Research shows that reading for pleasure improves a child’s ability to read, write and progress at school, as well as having a positive impact on their mental wellbeing and empathy.
However, not every child in the UK has access to books and stories and libraries are suffering from a chronic lack of investment: 44 per cent of schools serving the UK’s most disadvantaged communities don’t even have a school library.
Lockdown meant finding new ways of encouraging reading for pleasure, and the education world stepped up. Puffin World of Stories has collated six top tips from teachers around the country on how to engage and support children with their reading outside of the classroom.
1. Engage parents through live reading sessions
Throughout lockdown, we continued to prioritise reading throughout our school. As a school we trialled many different strategies including live reading sessions of our class text; this allowed children to engage in discussions around the text and also opened up a conversation on our school Dojo page around the text.
It was great to see parents joining in with the discussions, which contributed to our school priority of increasing parental involvement in reading. We also posted the Oak National Academy's library link to our Dojo page and the children used the post as a blog to discuss the chapter they were on.
Britany Parker, English lead at Brandling Primary School, Gateshead
2. Bring stories to life
We made a BookFlix library where all teachers and teaching assistants recorded videos of themselves reading the children’s favourite books. We encouraged the children to build reading dens in which to enjoy their favourite books and also encouraged them to engage in live lessons by an author.
For World Book Day, we held secret reader competitions where children had to guess which members of staff were reading the mystery books and identify the well-known titles. We encouraged the children to read in interesting places and send videos of their most dramatic reading voices.
Laura Shepherdson, literacy coordinator at St Joseph’s Catholic Primary School in Blaydon, Gateshead
3. Offer a variety of formats
Reading for pleasure is the heartbeat of our school and we were determined to continue to bring books to life over lockdown. We held Covid-safe book swaps to ensure that children had access to good quality books.
Children also had access to online platforms such as Rising Stars and Epic! to allow unlimited online reading at home. We also uploaded a virtual library on to our school website which allowed children access to a range of beautiful books chosen to support their wellbeing while at home as well as enjoy reading for pleasure.
Julie Doyle, reading lead at Sneinton St Stephen’s CofE Primary School, Nottingham
4. Support children in choosing the right book
Choosing a book is one of the most magical elements of reading: browsing covers, sampling blurbs, taking a sneaky peek inside. During Covid, our pupils were allowed to take one book home weekly from a small "bubble" of books and return it the following week for quarantining.
While our safety is crucial, this stifled the exciting choosing process that allows children to critique and amend their reading choices.

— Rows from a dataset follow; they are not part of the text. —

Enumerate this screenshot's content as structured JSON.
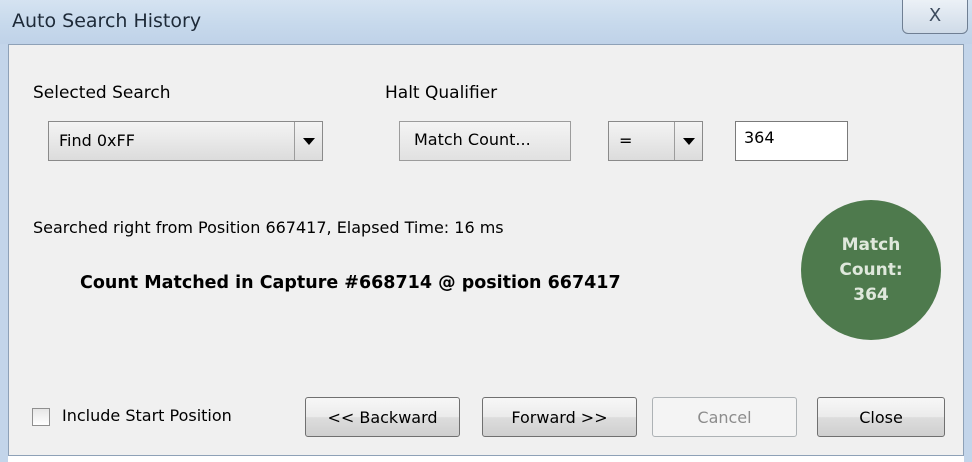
{
  "window": {
    "title": "Auto Search History",
    "close_glyph": "X"
  },
  "selected_search": {
    "label": "Selected Search",
    "value": "Find 0xFF"
  },
  "halt_qualifier": {
    "label": "Halt Qualifier",
    "match_button": "Match Count...",
    "operator": "=",
    "count_value": "364"
  },
  "status": {
    "searched_text": "Searched right from Position 667417,  Elapsed Time: 16 ms",
    "result_text": "Count Matched in Capture #668714 @ position 667417"
  },
  "indicator": {
    "line1": "Match",
    "line2": "Count:",
    "line3": "364",
    "color": "#4e7a4d"
  },
  "options": {
    "include_start_label": "Include Start Position",
    "include_start_checked": false
  },
  "buttons": {
    "backward": "<< Backward",
    "forward": "Forward >>",
    "cancel": "Cancel",
    "close": "Close"
  }
}
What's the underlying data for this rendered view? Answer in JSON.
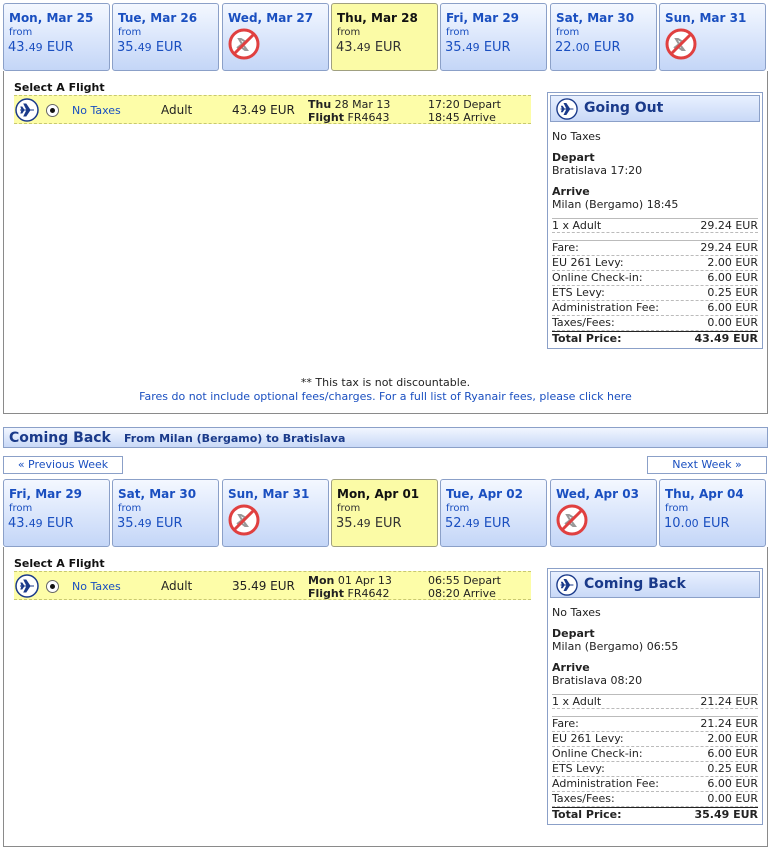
{
  "outbound": {
    "days": [
      {
        "name": "Mon, Mar 25",
        "from": "from",
        "price_main": "43.",
        "price_dec": "49",
        "currency": " EUR",
        "available": true,
        "selected": false
      },
      {
        "name": "Tue, Mar 26",
        "from": "from",
        "price_main": "35.",
        "price_dec": "49",
        "currency": " EUR",
        "available": true,
        "selected": false
      },
      {
        "name": "Wed, Mar 27",
        "available": false,
        "selected": false
      },
      {
        "name": "Thu, Mar 28",
        "from": "from",
        "price_main": "43.",
        "price_dec": "49",
        "currency": " EUR",
        "available": true,
        "selected": true
      },
      {
        "name": "Fri, Mar 29",
        "from": "from",
        "price_main": "35.",
        "price_dec": "49",
        "currency": " EUR",
        "available": true,
        "selected": false
      },
      {
        "name": "Sat, Mar 30",
        "from": "from",
        "price_main": "22.",
        "price_dec": "00",
        "currency": " EUR",
        "available": true,
        "selected": false
      },
      {
        "name": "Sun, Mar 31",
        "available": false,
        "selected": false
      }
    ],
    "select_title": "Select A Flight",
    "flight": {
      "taxes": "No Taxes",
      "passenger": "Adult",
      "price": "43.49 EUR",
      "day": "Thu",
      "date": "28 Mar 13",
      "flight_label": "Flight",
      "flight_no": "FR4643",
      "depart_time": "17:20 Depart",
      "arrive_time": "18:45 Arrive"
    },
    "summary": {
      "title": "Going Out",
      "taxes": "No Taxes",
      "depart_label": "Depart",
      "depart_value": "Bratislava 17:20",
      "arrive_label": "Arrive",
      "arrive_value": "Milan (Bergamo) 18:45",
      "pax_label": "1 x Adult",
      "pax_value": "29.24 EUR",
      "fare_label": "Fare:",
      "fare_value": "29.24 EUR",
      "eu261_label": "EU 261 Levy:",
      "eu261_value": "2.00 EUR",
      "checkin_label": "Online Check-in:",
      "checkin_value": "6.00 EUR",
      "ets_label": "ETS Levy:",
      "ets_value": "0.25 EUR",
      "admin_label": "Administration Fee:",
      "admin_value": "6.00 EUR",
      "taxes_label": "Taxes/Fees:",
      "taxes_value": "0.00 EUR",
      "total_label": "Total Price:",
      "total_value": "43.49 EUR"
    },
    "note_tax": "** This tax is not discountable.",
    "note_fees": "Fares do not include optional fees/charges. For a full list of Ryanair fees, please click here"
  },
  "coming_back": {
    "title": "Coming Back",
    "route": "From Milan (Bergamo) to Bratislava",
    "prev_week": "« Previous Week",
    "next_week": "Next Week »",
    "days": [
      {
        "name": "Fri, Mar 29",
        "from": "from",
        "price_main": "43.",
        "price_dec": "49",
        "currency": " EUR",
        "available": true,
        "selected": false
      },
      {
        "name": "Sat, Mar 30",
        "from": "from",
        "price_main": "35.",
        "price_dec": "49",
        "currency": " EUR",
        "available": true,
        "selected": false
      },
      {
        "name": "Sun, Mar 31",
        "available": false,
        "selected": false
      },
      {
        "name": "Mon, Apr 01",
        "from": "from",
        "price_main": "35.",
        "price_dec": "49",
        "currency": " EUR",
        "available": true,
        "selected": true
      },
      {
        "name": "Tue, Apr 02",
        "from": "from",
        "price_main": "52.",
        "price_dec": "49",
        "currency": " EUR",
        "available": true,
        "selected": false
      },
      {
        "name": "Wed, Apr 03",
        "available": false,
        "selected": false
      },
      {
        "name": "Thu, Apr 04",
        "from": "from",
        "price_main": "10.",
        "price_dec": "00",
        "currency": " EUR",
        "available": true,
        "selected": false
      }
    ],
    "select_title": "Select A Flight",
    "flight": {
      "taxes": "No Taxes",
      "passenger": "Adult",
      "price": "35.49 EUR",
      "day": "Mon",
      "date": "01 Apr 13",
      "flight_label": "Flight",
      "flight_no": "FR4642",
      "depart_time": "06:55 Depart",
      "arrive_time": "08:20 Arrive"
    },
    "summary": {
      "title": "Coming Back",
      "taxes": "No Taxes",
      "depart_label": "Depart",
      "depart_value": "Milan (Bergamo) 06:55",
      "arrive_label": "Arrive",
      "arrive_value": "Bratislava 08:20",
      "pax_label": "1 x Adult",
      "pax_value": "21.24 EUR",
      "fare_label": "Fare:",
      "fare_value": "21.24 EUR",
      "eu261_label": "EU 261 Levy:",
      "eu261_value": "2.00 EUR",
      "checkin_label": "Online Check-in:",
      "checkin_value": "6.00 EUR",
      "ets_label": "ETS Levy:",
      "ets_value": "0.25 EUR",
      "admin_label": "Administration Fee:",
      "admin_value": "6.00 EUR",
      "taxes_label": "Taxes/Fees:",
      "taxes_value": "0.00 EUR",
      "total_label": "Total Price:",
      "total_value": "35.49 EUR"
    }
  },
  "icons": {
    "plane": "plane-icon",
    "no_flight": "no-flight-icon"
  },
  "colors": {
    "link": "#1a4fc0",
    "selected_day": "#fbfba6",
    "header_blue": "#1a3a8a",
    "no_flight": "#e04040"
  }
}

Then I was introduced to the Epic! online library. Epic! re-introduced the opportunity to make exciting reading choices again, with their wide and diverse range of books. We launched Epic! schoolwide and since February, my class have read 580 books between them, by reading on the app from home. It has completely revolutionised the way our pupils access and engage in reading for pleasure – and the magic of choosing has returned.
Lauren Townsend, class teacher at Ambleside Academy, Nottingham
5. Introduce real-life writers
Over lockdown, we worked hard to ensure that our children continued to have opportunities to read widely, and to access a wide range of texts and author experiences.
To continue to show our children the huge benefits of reading for pleasure, and to give them aspirational experiences of reading, we worked with our established partners at the National Literacy Trust, Seven Stories and our local indie bookseller to give a range of author chats, live interviews and collaborative experiences to all the children in our school, tailored to their key stage and experience.
Daniel Mount, reading lead at Pennyman Primary Academy in Middlesbrough
6. Build a reading community through shared texts
At St Wilfrid's, we were conscious that children weren't accessing quality texts so a copy of a book that linked perfectly to our Victorian topic was delivered to each member of my class.
Every English lesson, I would upload an audio file of me reading a chapter on to Google Classrooms so children could read along and listen to the book simultaneously. This helped boost their reading fluency, picking up on the tone of voice and flow of the book which acted as a great support for the less confident readers in the class.
The work produced was of a much higher standard than the English lessons I delivered before re-adopting a text-based approach to teaching over lockdown so it was definitely worth it. I've been told that lots of parents and siblings were listening in too!
Daniel Fenwick, deputy headteacher at St Wilfrid's RC Primary School, Gateshead